**Your task:** Across these entries, report how many lines include the string "subtitle", with nothing but the number.

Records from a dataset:

---------------

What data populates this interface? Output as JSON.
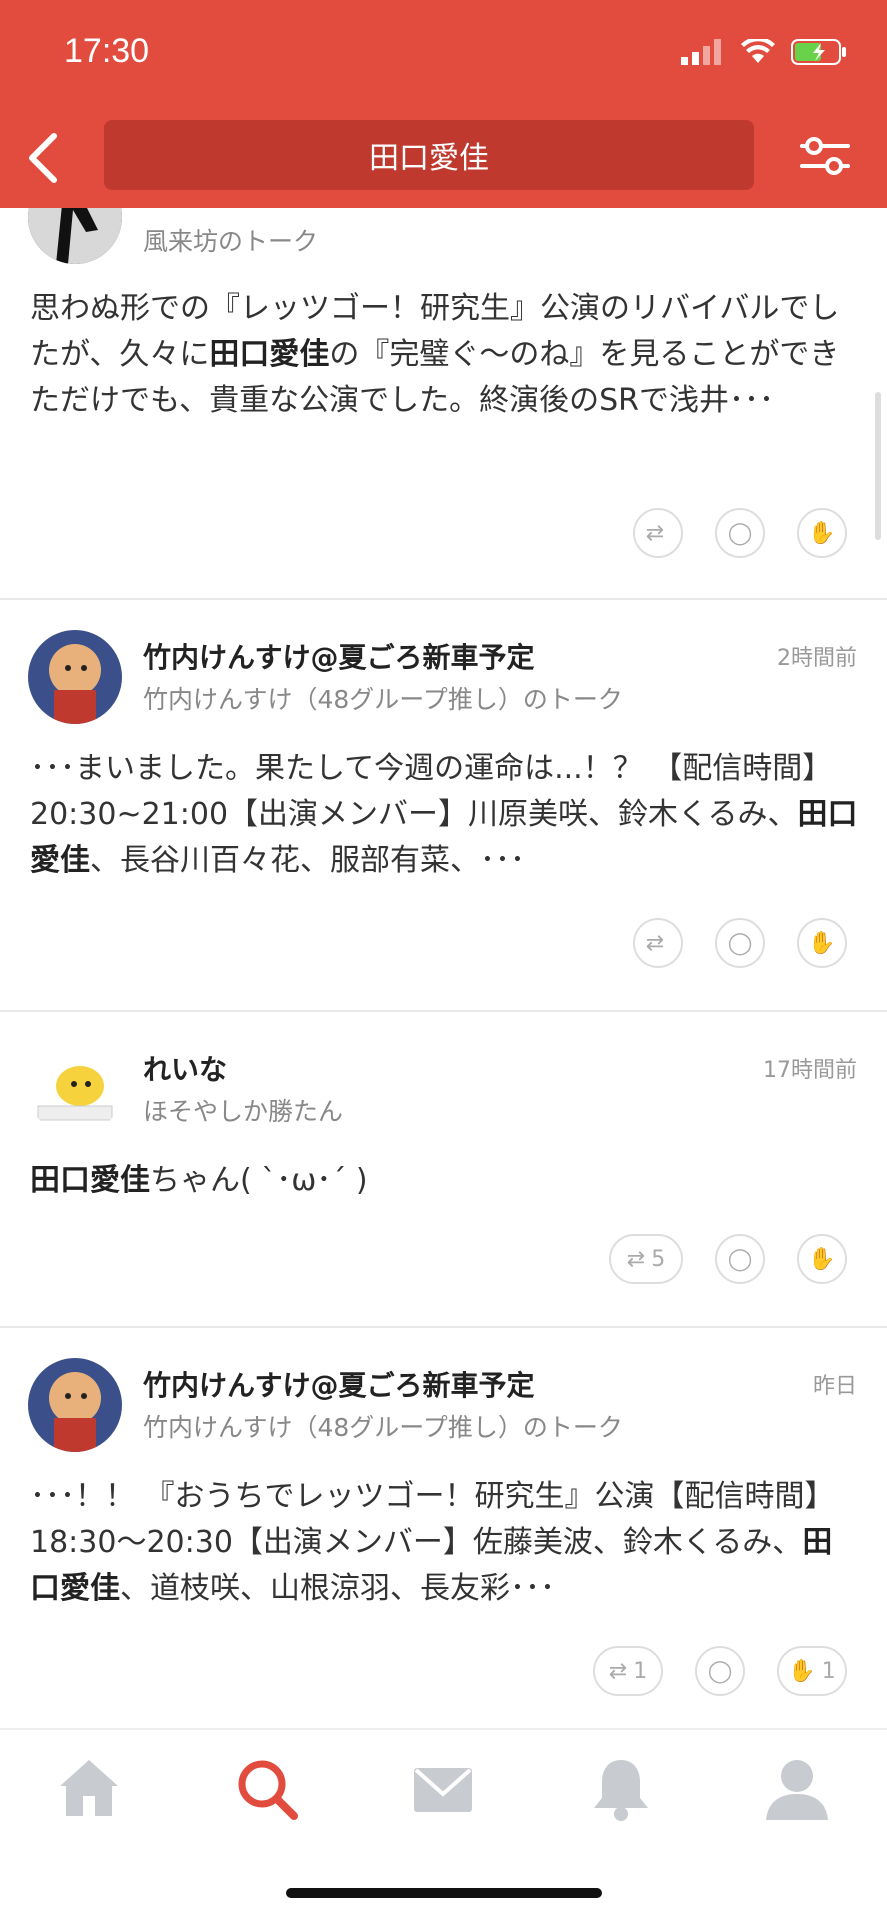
{
  "status_bar": {
    "time": "17:30"
  },
  "header": {
    "search_query": "田口愛佳"
  },
  "posts": [
    {
      "name": "",
      "subtitle": "風来坊のトーク",
      "time_ago": "",
      "body_html": "思わぬ形での『レッツゴー！研究生』公演のリバイバルでしたが、久々に<b>田口愛佳</b>の『完璧ぐ〜のね』を見ることができただけでも、貴重な公演でした。終演後のSRで浅井･･･",
      "counts": {
        "repost": "",
        "comment": "",
        "clap": ""
      }
    },
    {
      "name": "竹内けんすけ@夏ごろ新車予定",
      "subtitle": "竹内けんすけ（48グループ推し）のトーク",
      "time_ago": "2時間前",
      "body_html": "･･･まいました。果たして今週の運命は...！？ 【配信時間】20:30~21:00【出演メンバー】川原美咲、鈴木くるみ、<b>田口愛佳</b>、長谷川百々花、服部有菜、･･･",
      "counts": {
        "repost": "",
        "comment": "",
        "clap": ""
      }
    },
    {
      "name": "れいな",
      "subtitle": "ほそやしか勝たん",
      "time_ago": "17時間前",
      "body_html": "<b>田口愛佳</b>ちゃん( ˋ･ω･ˊ )",
      "counts": {
        "repost": "5",
        "comment": "",
        "clap": ""
      }
    },
    {
      "name": "竹内けんすけ@夏ごろ新車予定",
      "subtitle": "竹内けんすけ（48グループ推し）のトーク",
      "time_ago": "昨日",
      "body_html": "･･･！！ 『おうちでレッツゴー！研究生』公演【配信時間】18:30〜20:30【出演メンバー】佐藤美波、鈴木くるみ、<b>田口愛佳</b>、道枝咲、山根涼羽、長友彩･･･",
      "counts": {
        "repost": "1",
        "comment": "",
        "clap": "1"
      }
    }
  ],
  "tabs": [
    {
      "icon": "home-icon"
    },
    {
      "icon": "search-icon",
      "active": true
    },
    {
      "icon": "mail-icon"
    },
    {
      "icon": "bell-icon"
    },
    {
      "icon": "profile-icon"
    }
  ],
  "colors": {
    "accent": "#e24c3f",
    "search_bg": "#c0392f",
    "icon_gray": "#c8cbd0"
  }
}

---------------

**Expected answer:** 4